Defining the state has proved to be problematic and limited in anthropological literature, with scholars concurring that the state remains multilayered, contradictory, and always subject for negotiation by its actors (Gupta, 1995; Mbembe, 2003; Bouchard, 2011). The state for instance was earlier not conceptualized as anthropologists’ concentrated non state politics. Redcliffe Brown (1940) even warned against studying the state saying that it does not exist physically. He argued that critical in these fake states was legitimate use of violence to punish or to in the words of Hegel to defend the state. Eventually though scholarship emerged then moved on to analysis of the states which paved way to anthropology of transnationalism (Boas’s 1928 Anthropology and Modern Life) and globalization (Childe, 1950; Kurtz, 2001 modernity as a driver of political change) Rodgers and . Sahlins notes that a state has a ‘‘true’’ government that is structurally separated from the ruled population and, in conformity with the writings of Childe, affirms that a state is a social system richly textured with specialists, monumental architecture, and a dense and large population divided by class and often ethnicity, and he specifies that ‘‘a society so large, heterogeneous, and internally divided cannot stand without special means of control and integration’’ (1968:6). Sahlins’s definition of the state remains valid.
The state has been conceptualized broadly as bureaucratic, and that it can be governed without problems or challenges (Foucault’s myth of Governenmentaliy, 1993). Though not widely researched, there is a general consensus too for anthropology to study the state in relation to culture, states products and producers of history and states as universal (Clifford Geertz 1973; Bouchard, 2011). Essentially contemporarily anthropologists have struggled to study the states directly preferring to view states and the communities their favourite hunting grounds for research in binary terms. (Kurtz, 2001 in Bourchard, 2011).

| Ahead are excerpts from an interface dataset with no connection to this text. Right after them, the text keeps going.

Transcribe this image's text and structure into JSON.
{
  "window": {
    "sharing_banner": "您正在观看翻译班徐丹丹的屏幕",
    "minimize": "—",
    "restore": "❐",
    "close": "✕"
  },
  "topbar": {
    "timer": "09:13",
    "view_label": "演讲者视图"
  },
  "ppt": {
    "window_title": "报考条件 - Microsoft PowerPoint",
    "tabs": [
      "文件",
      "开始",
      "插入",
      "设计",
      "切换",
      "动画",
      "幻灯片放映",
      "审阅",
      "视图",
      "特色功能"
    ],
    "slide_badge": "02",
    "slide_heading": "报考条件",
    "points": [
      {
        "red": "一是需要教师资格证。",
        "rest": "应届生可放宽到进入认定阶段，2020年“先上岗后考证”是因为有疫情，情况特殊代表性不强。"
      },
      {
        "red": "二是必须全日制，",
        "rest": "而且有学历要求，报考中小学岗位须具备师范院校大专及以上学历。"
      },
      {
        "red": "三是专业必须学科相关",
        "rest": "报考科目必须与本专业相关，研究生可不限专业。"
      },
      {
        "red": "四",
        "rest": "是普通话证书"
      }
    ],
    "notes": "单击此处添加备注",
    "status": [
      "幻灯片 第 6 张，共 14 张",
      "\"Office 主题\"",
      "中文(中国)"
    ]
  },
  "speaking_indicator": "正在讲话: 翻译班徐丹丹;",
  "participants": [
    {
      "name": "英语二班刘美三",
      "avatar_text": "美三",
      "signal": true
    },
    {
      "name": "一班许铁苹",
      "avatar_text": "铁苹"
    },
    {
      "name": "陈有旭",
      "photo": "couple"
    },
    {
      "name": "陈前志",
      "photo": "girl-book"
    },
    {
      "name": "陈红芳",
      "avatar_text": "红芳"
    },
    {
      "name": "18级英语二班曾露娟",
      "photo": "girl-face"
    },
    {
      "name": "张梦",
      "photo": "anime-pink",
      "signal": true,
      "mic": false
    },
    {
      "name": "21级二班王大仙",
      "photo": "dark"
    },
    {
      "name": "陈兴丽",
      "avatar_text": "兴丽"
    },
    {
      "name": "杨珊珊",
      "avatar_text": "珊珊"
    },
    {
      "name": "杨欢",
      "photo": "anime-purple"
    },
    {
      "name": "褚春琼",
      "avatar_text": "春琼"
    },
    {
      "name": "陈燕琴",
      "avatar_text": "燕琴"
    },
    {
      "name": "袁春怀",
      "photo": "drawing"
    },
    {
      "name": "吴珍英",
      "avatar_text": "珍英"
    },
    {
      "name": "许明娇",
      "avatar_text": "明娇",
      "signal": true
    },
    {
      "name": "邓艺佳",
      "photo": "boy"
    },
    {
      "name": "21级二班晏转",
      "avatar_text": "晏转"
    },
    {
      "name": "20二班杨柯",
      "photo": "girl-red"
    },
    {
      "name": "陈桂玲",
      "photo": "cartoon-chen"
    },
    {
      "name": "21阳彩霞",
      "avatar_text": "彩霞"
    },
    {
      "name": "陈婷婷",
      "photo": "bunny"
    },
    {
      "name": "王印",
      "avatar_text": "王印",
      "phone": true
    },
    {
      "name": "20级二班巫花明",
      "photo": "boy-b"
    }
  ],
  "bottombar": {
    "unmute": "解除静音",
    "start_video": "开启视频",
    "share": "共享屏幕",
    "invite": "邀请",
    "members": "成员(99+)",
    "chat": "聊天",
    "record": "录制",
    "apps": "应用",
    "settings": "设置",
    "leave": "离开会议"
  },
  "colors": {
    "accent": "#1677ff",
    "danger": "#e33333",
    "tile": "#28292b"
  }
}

Penguine Dictionary of Politics refers to the Geopolitical definition of a state as a nation state with a geographical boundary. This too is problematic since within states there are geographical differences and sometimes margins and boarders are created with the nation state. The Hobbes in 1651 in his Leviathan hypothesized that society was naturally selfish, that laws of the jungle applied in this society and that there was need for an institution in the name of the state that would govern, regulate monitor affairs and bring peace to communities through rule of law and accountability.
This state would thus have a social contract with the people. Marx Weber 1919 was the first to conceive the modern state as a sovereign authoritative state with institutions and a structure of formulation of decisions and creating identity. Thus states became a symbol of identity that brings people together, for instance to be called Zimbabweans, who subscribe to a Zimbabwean flag etc. More so, he suggested that a nation state in the modern society would also guarantee security of the people, hence the creation of boarders and security systems. The field of security has gone on to integrate other definitions of security other than state security to include human security. This further complicates both their role and their definition. The foregoing therefore recapitulates Philip Abrams remarks that: ‘‘we have come to take the state for granted as an object of political practice and political analysis while remaining quite spectacularly unclear as to what the state is’’ (2006:112).